*To do*
Everything in the records below is to be reproduced exactly, apart from the images.

-=-=-

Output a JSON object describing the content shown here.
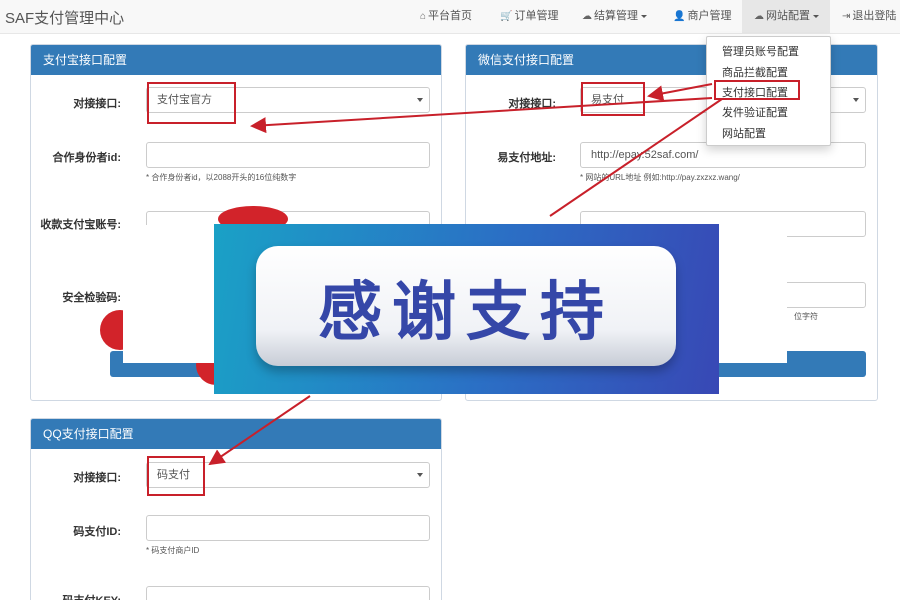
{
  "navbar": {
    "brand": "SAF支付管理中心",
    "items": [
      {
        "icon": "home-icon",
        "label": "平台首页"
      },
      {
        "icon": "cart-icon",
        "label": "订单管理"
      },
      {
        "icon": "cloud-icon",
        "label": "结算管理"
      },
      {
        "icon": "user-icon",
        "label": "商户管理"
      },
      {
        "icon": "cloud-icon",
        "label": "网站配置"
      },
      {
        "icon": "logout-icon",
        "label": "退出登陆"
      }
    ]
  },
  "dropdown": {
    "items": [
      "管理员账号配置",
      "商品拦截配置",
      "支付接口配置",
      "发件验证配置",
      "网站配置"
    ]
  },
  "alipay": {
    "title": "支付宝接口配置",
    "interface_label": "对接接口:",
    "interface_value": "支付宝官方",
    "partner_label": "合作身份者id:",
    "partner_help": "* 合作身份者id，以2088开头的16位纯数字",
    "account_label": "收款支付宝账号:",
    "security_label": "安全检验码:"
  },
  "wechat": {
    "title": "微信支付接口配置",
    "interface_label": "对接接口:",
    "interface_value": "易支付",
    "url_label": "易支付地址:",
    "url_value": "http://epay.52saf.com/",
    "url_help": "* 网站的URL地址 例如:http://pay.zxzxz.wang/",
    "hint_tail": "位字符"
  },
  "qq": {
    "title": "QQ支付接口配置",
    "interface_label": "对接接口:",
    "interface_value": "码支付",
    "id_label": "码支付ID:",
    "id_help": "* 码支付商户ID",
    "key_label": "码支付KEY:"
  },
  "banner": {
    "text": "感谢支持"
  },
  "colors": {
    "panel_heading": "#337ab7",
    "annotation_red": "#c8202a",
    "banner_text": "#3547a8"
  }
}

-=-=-

*Task answer*
Output a JSON object describing the content shown here.
{
  "navbar": {
    "brand": "SAF支付管理中心",
    "items": [
      {
        "icon": "home-icon",
        "label": "平台首页"
      },
      {
        "icon": "cart-icon",
        "label": "订单管理"
      },
      {
        "icon": "cloud-icon",
        "label": "结算管理"
      },
      {
        "icon": "user-icon",
        "label": "商户管理"
      },
      {
        "icon": "cloud-icon",
        "label": "网站配置"
      },
      {
        "icon": "logout-icon",
        "label": "退出登陆"
      }
    ]
  },
  "dropdown": {
    "items": [
      "管理员账号配置",
      "商品拦截配置",
      "支付接口配置",
      "发件验证配置",
      "网站配置"
    ]
  },
  "alipay": {
    "title": "支付宝接口配置",
    "interface_label": "对接接口:",
    "interface_value": "支付宝官方",
    "partner_label": "合作身份者id:",
    "partner_help": "* 合作身份者id，以2088开头的16位纯数字",
    "account_label": "收款支付宝账号:",
    "security_label": "安全检验码:"
  },
  "wechat": {
    "title": "微信支付接口配置",
    "interface_label": "对接接口:",
    "interface_value": "易支付",
    "url_label": "易支付地址:",
    "url_value": "http://epay.52saf.com/",
    "url_help": "* 网站的URL地址 例如:http://pay.zxzxz.wang/",
    "hint_tail": "位字符"
  },
  "qq": {
    "title": "QQ支付接口配置",
    "interface_label": "对接接口:",
    "interface_value": "码支付",
    "id_label": "码支付ID:",
    "id_help": "* 码支付商户ID",
    "key_label": "码支付KEY:"
  },
  "banner": {
    "text": "感谢支持"
  },
  "colors": {
    "panel_heading": "#337ab7",
    "annotation_red": "#c8202a",
    "banner_text": "#3547a8"
  }
}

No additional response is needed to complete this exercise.